== Work request ==
Leave every picture out, and write out the remaining entries exactly.

== Record extracts ==

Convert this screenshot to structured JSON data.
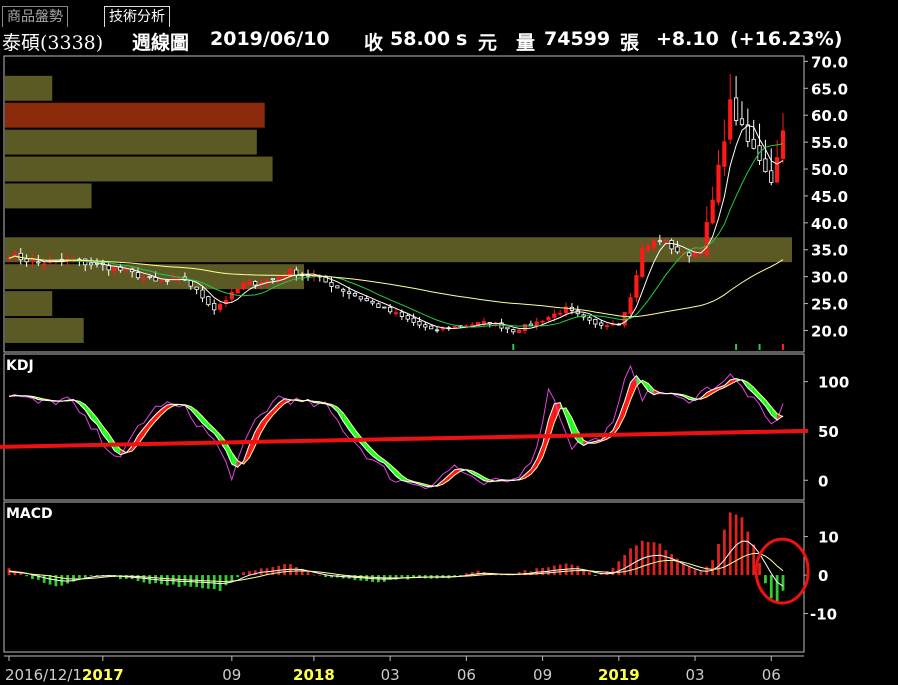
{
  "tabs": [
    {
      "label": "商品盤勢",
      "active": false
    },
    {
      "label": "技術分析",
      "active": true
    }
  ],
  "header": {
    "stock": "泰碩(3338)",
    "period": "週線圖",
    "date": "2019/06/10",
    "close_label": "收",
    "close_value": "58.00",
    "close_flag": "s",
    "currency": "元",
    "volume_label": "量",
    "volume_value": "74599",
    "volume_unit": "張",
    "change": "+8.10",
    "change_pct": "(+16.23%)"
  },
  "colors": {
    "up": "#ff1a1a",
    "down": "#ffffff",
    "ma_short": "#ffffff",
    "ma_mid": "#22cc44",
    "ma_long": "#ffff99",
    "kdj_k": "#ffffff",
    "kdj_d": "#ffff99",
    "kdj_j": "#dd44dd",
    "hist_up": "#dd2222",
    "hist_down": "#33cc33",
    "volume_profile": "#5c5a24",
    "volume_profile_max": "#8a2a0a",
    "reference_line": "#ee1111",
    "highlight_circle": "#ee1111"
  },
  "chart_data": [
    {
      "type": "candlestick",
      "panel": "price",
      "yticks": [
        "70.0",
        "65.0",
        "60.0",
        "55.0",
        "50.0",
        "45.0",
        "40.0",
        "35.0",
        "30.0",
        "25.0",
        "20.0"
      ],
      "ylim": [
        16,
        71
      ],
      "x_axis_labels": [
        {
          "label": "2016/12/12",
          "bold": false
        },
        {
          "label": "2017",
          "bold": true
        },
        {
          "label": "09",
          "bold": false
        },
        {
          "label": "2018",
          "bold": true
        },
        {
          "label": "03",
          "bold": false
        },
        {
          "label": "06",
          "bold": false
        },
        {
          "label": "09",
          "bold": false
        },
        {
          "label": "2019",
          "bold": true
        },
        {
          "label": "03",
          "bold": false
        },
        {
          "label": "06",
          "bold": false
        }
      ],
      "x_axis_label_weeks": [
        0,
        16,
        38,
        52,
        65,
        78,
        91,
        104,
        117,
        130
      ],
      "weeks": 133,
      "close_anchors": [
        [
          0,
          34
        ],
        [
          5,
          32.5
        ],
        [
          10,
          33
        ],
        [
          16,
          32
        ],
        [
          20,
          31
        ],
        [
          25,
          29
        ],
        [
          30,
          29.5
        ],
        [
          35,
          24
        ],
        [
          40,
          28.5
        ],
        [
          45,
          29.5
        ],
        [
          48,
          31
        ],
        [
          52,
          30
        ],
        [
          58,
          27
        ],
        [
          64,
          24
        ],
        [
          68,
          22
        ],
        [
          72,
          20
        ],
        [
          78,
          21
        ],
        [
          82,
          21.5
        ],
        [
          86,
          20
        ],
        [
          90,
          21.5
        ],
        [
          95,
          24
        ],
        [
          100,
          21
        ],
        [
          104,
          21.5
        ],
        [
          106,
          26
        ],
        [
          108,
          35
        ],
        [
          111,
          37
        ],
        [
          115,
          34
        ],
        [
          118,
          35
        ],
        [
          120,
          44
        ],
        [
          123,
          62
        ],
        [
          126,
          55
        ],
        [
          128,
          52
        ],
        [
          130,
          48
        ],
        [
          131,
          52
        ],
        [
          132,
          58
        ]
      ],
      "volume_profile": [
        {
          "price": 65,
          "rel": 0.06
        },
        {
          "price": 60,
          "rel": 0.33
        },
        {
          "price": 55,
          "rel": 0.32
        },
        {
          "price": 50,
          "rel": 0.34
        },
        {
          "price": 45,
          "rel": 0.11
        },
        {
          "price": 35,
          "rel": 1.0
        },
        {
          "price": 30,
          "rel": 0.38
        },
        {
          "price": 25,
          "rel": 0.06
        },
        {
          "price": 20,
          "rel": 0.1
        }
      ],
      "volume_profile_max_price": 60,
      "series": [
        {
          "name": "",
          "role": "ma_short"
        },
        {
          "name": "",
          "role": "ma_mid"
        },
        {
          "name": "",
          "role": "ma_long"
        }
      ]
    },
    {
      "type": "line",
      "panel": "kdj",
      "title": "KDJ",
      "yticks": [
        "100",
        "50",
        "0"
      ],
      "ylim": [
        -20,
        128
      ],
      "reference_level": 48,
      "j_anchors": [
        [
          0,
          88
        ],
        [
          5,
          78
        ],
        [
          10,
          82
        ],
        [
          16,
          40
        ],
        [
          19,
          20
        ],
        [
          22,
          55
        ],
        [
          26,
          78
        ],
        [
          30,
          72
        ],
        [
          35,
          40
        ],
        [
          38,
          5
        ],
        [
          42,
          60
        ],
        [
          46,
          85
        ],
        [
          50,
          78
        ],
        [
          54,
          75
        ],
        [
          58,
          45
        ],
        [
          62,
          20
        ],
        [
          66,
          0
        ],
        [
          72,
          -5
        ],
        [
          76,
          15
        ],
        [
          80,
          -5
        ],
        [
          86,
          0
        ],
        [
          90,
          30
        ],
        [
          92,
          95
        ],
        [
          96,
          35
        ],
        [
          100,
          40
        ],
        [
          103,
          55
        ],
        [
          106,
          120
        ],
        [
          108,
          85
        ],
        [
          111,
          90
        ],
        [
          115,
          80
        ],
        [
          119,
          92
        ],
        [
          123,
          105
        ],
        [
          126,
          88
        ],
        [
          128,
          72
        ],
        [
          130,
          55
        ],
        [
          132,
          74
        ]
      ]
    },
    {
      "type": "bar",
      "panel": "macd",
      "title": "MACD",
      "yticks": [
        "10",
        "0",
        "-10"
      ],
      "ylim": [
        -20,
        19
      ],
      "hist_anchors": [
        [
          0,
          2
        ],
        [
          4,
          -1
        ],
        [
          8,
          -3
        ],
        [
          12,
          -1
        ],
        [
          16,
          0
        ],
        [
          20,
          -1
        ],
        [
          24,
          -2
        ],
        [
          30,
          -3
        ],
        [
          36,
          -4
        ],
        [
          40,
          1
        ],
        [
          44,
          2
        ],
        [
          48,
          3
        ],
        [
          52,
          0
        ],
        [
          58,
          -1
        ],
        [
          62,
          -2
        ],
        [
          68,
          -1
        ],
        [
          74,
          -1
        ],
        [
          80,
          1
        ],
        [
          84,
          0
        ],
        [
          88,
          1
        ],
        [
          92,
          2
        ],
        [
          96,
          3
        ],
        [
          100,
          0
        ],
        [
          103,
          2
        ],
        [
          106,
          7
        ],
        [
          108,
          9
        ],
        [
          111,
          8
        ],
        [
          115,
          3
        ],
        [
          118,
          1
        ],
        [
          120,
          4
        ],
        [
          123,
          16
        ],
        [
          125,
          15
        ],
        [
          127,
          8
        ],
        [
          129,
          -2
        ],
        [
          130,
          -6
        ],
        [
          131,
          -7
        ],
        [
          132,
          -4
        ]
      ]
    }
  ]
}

== Worked solution ==
Convert this screenshot to structured JSON data.
{
  "tabs": [
    {
      "label": "商品盤勢",
      "active": false
    },
    {
      "label": "技術分析",
      "active": true
    }
  ],
  "header": {
    "stock": "泰碩(3338)",
    "period": "週線圖",
    "date": "2019/06/10",
    "close_label": "收",
    "close_value": "58.00",
    "close_flag": "s",
    "currency": "元",
    "volume_label": "量",
    "volume_value": "74599",
    "volume_unit": "張",
    "change": "+8.10",
    "change_pct": "(+16.23%)"
  },
  "colors": {
    "up": "#ff1a1a",
    "down": "#ffffff",
    "ma_short": "#ffffff",
    "ma_mid": "#22cc44",
    "ma_long": "#ffff99",
    "kdj_k": "#ffffff",
    "kdj_d": "#ffff99",
    "kdj_j": "#dd44dd",
    "hist_up": "#dd2222",
    "hist_down": "#33cc33",
    "volume_profile": "#5c5a24",
    "volume_profile_max": "#8a2a0a",
    "reference_line": "#ee1111",
    "highlight_circle": "#ee1111"
  },
  "chart_data": [
    {
      "type": "candlestick",
      "panel": "price",
      "yticks": [
        "70.0",
        "65.0",
        "60.0",
        "55.0",
        "50.0",
        "45.0",
        "40.0",
        "35.0",
        "30.0",
        "25.0",
        "20.0"
      ],
      "ylim": [
        16,
        71
      ],
      "x_axis_labels": [
        {
          "label": "2016/12/12",
          "bold": false
        },
        {
          "label": "2017",
          "bold": true
        },
        {
          "label": "09",
          "bold": false
        },
        {
          "label": "2018",
          "bold": true
        },
        {
          "label": "03",
          "bold": false
        },
        {
          "label": "06",
          "bold": false
        },
        {
          "label": "09",
          "bold": false
        },
        {
          "label": "2019",
          "bold": true
        },
        {
          "label": "03",
          "bold": false
        },
        {
          "label": "06",
          "bold": false
        }
      ],
      "x_axis_label_weeks": [
        0,
        16,
        38,
        52,
        65,
        78,
        91,
        104,
        117,
        130
      ],
      "weeks": 133,
      "close_anchors": [
        [
          0,
          34
        ],
        [
          5,
          32.5
        ],
        [
          10,
          33
        ],
        [
          16,
          32
        ],
        [
          20,
          31
        ],
        [
          25,
          29
        ],
        [
          30,
          29.5
        ],
        [
          35,
          24
        ],
        [
          40,
          28.5
        ],
        [
          45,
          29.5
        ],
        [
          48,
          31
        ],
        [
          52,
          30
        ],
        [
          58,
          27
        ],
        [
          64,
          24
        ],
        [
          68,
          22
        ],
        [
          72,
          20
        ],
        [
          78,
          21
        ],
        [
          82,
          21.5
        ],
        [
          86,
          20
        ],
        [
          90,
          21.5
        ],
        [
          95,
          24
        ],
        [
          100,
          21
        ],
        [
          104,
          21.5
        ],
        [
          106,
          26
        ],
        [
          108,
          35
        ],
        [
          111,
          37
        ],
        [
          115,
          34
        ],
        [
          118,
          35
        ],
        [
          120,
          44
        ],
        [
          123,
          62
        ],
        [
          126,
          55
        ],
        [
          128,
          52
        ],
        [
          130,
          48
        ],
        [
          131,
          52
        ],
        [
          132,
          58
        ]
      ],
      "volume_profile": [
        {
          "price": 65,
          "rel": 0.06
        },
        {
          "price": 60,
          "rel": 0.33
        },
        {
          "price": 55,
          "rel": 0.32
        },
        {
          "price": 50,
          "rel": 0.34
        },
        {
          "price": 45,
          "rel": 0.11
        },
        {
          "price": 35,
          "rel": 1.0
        },
        {
          "price": 30,
          "rel": 0.38
        },
        {
          "price": 25,
          "rel": 0.06
        },
        {
          "price": 20,
          "rel": 0.1
        }
      ],
      "volume_profile_max_price": 60,
      "series": [
        {
          "name": "",
          "role": "ma_short"
        },
        {
          "name": "",
          "role": "ma_mid"
        },
        {
          "name": "",
          "role": "ma_long"
        }
      ]
    },
    {
      "type": "line",
      "panel": "kdj",
      "title": "KDJ",
      "yticks": [
        "100",
        "50",
        "0"
      ],
      "ylim": [
        -20,
        128
      ],
      "reference_level": 48,
      "j_anchors": [
        [
          0,
          88
        ],
        [
          5,
          78
        ],
        [
          10,
          82
        ],
        [
          16,
          40
        ],
        [
          19,
          20
        ],
        [
          22,
          55
        ],
        [
          26,
          78
        ],
        [
          30,
          72
        ],
        [
          35,
          40
        ],
        [
          38,
          5
        ],
        [
          42,
          60
        ],
        [
          46,
          85
        ],
        [
          50,
          78
        ],
        [
          54,
          75
        ],
        [
          58,
          45
        ],
        [
          62,
          20
        ],
        [
          66,
          0
        ],
        [
          72,
          -5
        ],
        [
          76,
          15
        ],
        [
          80,
          -5
        ],
        [
          86,
          0
        ],
        [
          90,
          30
        ],
        [
          92,
          95
        ],
        [
          96,
          35
        ],
        [
          100,
          40
        ],
        [
          103,
          55
        ],
        [
          106,
          120
        ],
        [
          108,
          85
        ],
        [
          111,
          90
        ],
        [
          115,
          80
        ],
        [
          119,
          92
        ],
        [
          123,
          105
        ],
        [
          126,
          88
        ],
        [
          128,
          72
        ],
        [
          130,
          55
        ],
        [
          132,
          74
        ]
      ]
    },
    {
      "type": "bar",
      "panel": "macd",
      "title": "MACD",
      "yticks": [
        "10",
        "0",
        "-10"
      ],
      "ylim": [
        -20,
        19
      ],
      "hist_anchors": [
        [
          0,
          2
        ],
        [
          4,
          -1
        ],
        [
          8,
          -3
        ],
        [
          12,
          -1
        ],
        [
          16,
          0
        ],
        [
          20,
          -1
        ],
        [
          24,
          -2
        ],
        [
          30,
          -3
        ],
        [
          36,
          -4
        ],
        [
          40,
          1
        ],
        [
          44,
          2
        ],
        [
          48,
          3
        ],
        [
          52,
          0
        ],
        [
          58,
          -1
        ],
        [
          62,
          -2
        ],
        [
          68,
          -1
        ],
        [
          74,
          -1
        ],
        [
          80,
          1
        ],
        [
          84,
          0
        ],
        [
          88,
          1
        ],
        [
          92,
          2
        ],
        [
          96,
          3
        ],
        [
          100,
          0
        ],
        [
          103,
          2
        ],
        [
          106,
          7
        ],
        [
          108,
          9
        ],
        [
          111,
          8
        ],
        [
          115,
          3
        ],
        [
          118,
          1
        ],
        [
          120,
          4
        ],
        [
          123,
          16
        ],
        [
          125,
          15
        ],
        [
          127,
          8
        ],
        [
          129,
          -2
        ],
        [
          130,
          -6
        ],
        [
          131,
          -7
        ],
        [
          132,
          -4
        ]
      ]
    }
  ]
}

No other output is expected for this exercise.